A Categorization of Major Clustering Methods
Introduction: Many clustering algorithms exist in the literature. It is difficult to provide a crisp categorization of clustering methods because these categories may overlap, so that a method may have features from several categories. Nevertheless, it is useful to present a relatively organized picture of the different clustering methods.
In general, the major clustering methods can be classified into the following categories.
Partitioning methods: Given a database of n objects or data tuples, a partitioning method constructs k partitions of the data, where each partition represents a cluster and k ≤ n. That is, it classifies the data into k groups, which together satisfy the following requirements: (1) each group must contain at least one object, and (2) each object must belong to exactly one group. Notice that the second requirement can be relaxed in some fuzzy partitioning techniques. References to such techniques are given in the bibliographic notes.
Given k, the number of partitions to construct, a partitioning method creates an initial partitioning. It then uses an iterative relocation technique that attempts to improve the partitioning by moving objects from one group to another. The general criterion of a good partitioning is that objects in the same cluster are “close” or related to each other, whereas objects of different clusters are “far apart” or very different. There are various kinds of other criteria for judging the quality of partitions.

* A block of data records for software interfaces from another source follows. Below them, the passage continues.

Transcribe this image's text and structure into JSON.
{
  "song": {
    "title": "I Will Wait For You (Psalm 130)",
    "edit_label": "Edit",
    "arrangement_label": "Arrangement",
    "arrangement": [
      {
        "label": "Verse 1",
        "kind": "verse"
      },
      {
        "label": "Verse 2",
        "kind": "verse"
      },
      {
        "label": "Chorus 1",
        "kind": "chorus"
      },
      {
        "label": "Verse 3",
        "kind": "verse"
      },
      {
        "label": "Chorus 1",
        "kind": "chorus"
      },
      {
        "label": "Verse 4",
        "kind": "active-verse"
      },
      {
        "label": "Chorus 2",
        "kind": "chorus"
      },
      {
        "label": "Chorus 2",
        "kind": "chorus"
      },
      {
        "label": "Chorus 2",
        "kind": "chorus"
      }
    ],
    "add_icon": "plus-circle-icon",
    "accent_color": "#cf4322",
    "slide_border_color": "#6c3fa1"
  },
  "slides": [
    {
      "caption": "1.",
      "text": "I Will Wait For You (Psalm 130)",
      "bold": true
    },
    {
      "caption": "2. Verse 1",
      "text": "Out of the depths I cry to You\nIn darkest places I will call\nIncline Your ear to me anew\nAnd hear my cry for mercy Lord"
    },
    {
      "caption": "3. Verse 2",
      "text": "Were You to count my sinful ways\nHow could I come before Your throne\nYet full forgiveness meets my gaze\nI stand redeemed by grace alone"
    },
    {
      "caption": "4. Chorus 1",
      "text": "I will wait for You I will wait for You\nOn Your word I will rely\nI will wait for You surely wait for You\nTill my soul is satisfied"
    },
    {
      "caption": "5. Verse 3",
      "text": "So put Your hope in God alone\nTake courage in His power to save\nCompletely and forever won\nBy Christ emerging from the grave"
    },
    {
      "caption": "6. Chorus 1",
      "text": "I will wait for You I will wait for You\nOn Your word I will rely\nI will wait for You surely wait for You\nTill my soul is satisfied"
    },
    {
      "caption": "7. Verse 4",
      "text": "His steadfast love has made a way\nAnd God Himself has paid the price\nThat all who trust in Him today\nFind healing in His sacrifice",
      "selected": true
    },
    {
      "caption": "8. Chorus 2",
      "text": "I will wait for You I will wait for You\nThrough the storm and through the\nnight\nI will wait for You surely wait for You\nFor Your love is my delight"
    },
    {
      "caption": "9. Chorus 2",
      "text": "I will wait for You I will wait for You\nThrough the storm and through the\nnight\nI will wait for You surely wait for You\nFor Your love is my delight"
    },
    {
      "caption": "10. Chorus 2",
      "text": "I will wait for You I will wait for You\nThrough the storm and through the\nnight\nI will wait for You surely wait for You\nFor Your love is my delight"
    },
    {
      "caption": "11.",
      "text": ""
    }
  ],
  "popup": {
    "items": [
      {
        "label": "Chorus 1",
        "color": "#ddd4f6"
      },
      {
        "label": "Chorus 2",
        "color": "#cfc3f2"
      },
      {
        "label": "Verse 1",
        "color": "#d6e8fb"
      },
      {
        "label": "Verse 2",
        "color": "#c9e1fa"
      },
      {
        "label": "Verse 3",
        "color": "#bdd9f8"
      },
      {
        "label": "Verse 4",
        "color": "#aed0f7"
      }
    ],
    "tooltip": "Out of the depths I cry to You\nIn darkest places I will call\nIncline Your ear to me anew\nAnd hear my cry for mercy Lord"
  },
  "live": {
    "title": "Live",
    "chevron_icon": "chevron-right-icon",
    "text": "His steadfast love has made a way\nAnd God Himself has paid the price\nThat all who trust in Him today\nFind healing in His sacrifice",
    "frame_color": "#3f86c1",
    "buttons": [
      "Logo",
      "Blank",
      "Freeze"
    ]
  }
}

To achieve global optimality in partitioning-based clustering would require the exhaustive enumeration of all of the possible partitions. Instead, most applications adopt one of a few popular heuristic methods, such as (1) the k-means algorithm, where each cluster is represented by the mean value of the objects in the cluster, and (2) the k-medoids algorithm, where each cluster is represented by one of the objects located near the center of the cluster. These heuristic clustering methods work well for finding spherical-shaped clusters in small to medium-sized databases.
Hierarchical methods: A hierarchical method creates a hierarchical decomposition of the given set of data objects. A hierarchical method can be classified as being either agglomerative or divisive, based on how the hierarchical decomposition is formed. The agglomerative approach, also called the bottom-up approach, starts with each object forming a separate group. It successively merges the objects or groups that are close to one another, until all of the groups are merged into one (the topmost level of the hierarchy), or until a termination condition holds. The divisive approach, also called the top-down approach, starts with all of the objects in the same cluster. In each successive iteration, a cluster is split up into smaller clusters, until eventually each object is in one cluster, or until a termination condition holds.
Hierarchical methods suffer from the fact that once a step (merge or split) is done, it can never be undone. This rigidity is useful in that it leads to smaller computation costs by not having to worry about a combinatorial number of different choices. However, such techniques cannot correct erroneous decisions. There are two approaches to improving the quality of hierarchical clustering: (1) perform careful analysis of object “linkages” at each hierarchical partitioning, such as in Chameleon, or (2) integrate hierarchical agglomeration and other approaches by first using a hierarchical agglomerative algorithm to group objects into micro clusters, and then performing Macro clustering on the micro clusters using another clustering method such as iterative relocation, as in BIRCH.
Density-based methods: Most partitioning methods cluster objects based on the distance between objects. Such methods can find only spherical-shaped clusters and encounter difficulty at discovering clusters of arbitrary shapes. Other clustering methods have been developed based on the notion of density. Their general idea is to continue growing the given cluster as long as the density (number of objects or data points) in the “neighborhood” exceeds some threshold; that is, for each data point within a given cluster, the neighborhood of a given radius has to contain at least a minimum number of points. Such a method can be used to filter out noise (outliers) and discover clusters of arbitrary shape.
DBSCAN and its extension, OPTICS, are typical density-based methods that grow clusters according to a density-based connectivity analysis. DENCLUE is a method that clusters objects based on the analysis of the value distributions of density functions.
Grid-based methods: Grid-based methods quantize the object space into a finite number of cells that form a grid structure. All of the clustering operations are performed on the grid structure (i.e., on the quantized space). The main advantage of this approach is its fast processing time, which is typically independent of the number of data objects and dependent only on the number of cells in each dimension in the quantized space.